A transformative image overhaul, an emphasis on crossovers — including the three-row Telluride, which is in high demand — and more disciplined incentive spending has helped Kia change consumer perceptions, improve residual values and increase average transaction prices across its lineup, said Sean Yoon, 57, CEO of Kia North America and Kia America.
Now the U.S. unit is angling to fill its lineup with a roster of high-style, tech-forward EVs to capture the eye of young, affluent buyers.
Yoon spoke with Staff Reporter Carly Schaffner. Here are edited excerpts.
Q: There have been some changes in consumer behavior and preference over the past couple of years. In your view, how is the U.S. consumer evolving?
A: The average age of a vehicle on the road has been extended. Because of the steep increase in pricing, some customers are moving their focus to used cars or they are trying to fix their cars and extend the life of their old models. New-generation cars come with a lot of new technology, particularly related to autonomous driving and safety. Inevitably the industry will need to increase their prices, but some customers are not ready to accept that. So customers are now more split between new-car buyers and used-car buyers, and that trend will continue.
I also can see some increase in the demand for passenger cars, particularly compact cars. And some customers will lower their expectations and move from the top and middle of the line to lower trims because of the high MSRPs and high interest rates.
Do you think consumers looking for smaller sedans is a trend that will carry over into EVs?
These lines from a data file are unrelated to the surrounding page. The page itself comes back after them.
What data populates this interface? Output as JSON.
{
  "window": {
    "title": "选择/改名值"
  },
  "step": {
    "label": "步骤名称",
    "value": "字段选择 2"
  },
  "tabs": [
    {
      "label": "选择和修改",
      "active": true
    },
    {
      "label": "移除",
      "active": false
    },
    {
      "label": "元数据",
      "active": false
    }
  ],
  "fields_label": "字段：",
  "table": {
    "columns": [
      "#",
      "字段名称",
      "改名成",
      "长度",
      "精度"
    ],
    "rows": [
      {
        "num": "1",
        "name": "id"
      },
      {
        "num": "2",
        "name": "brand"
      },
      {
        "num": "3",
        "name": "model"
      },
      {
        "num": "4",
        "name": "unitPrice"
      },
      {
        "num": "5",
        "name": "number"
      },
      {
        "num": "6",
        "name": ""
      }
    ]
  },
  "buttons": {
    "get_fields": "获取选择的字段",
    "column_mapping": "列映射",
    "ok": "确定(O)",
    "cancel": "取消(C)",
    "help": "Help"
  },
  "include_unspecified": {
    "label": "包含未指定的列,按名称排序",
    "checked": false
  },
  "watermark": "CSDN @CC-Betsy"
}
SUVs account for 80 percent U.S. demand, and just 20 percent are passenger cars. This will carry over into the EVs. My expectation is a growth in the passenger car portion because of a better all-electric range and price. The U.S. has not developed enough charging network all over the country, and usage of EVs will be constrained because of all-electric [battery] range and charging availability. So I think the sales mix of passenger cars in the EV market will be higher than in gasoline engine vehicles.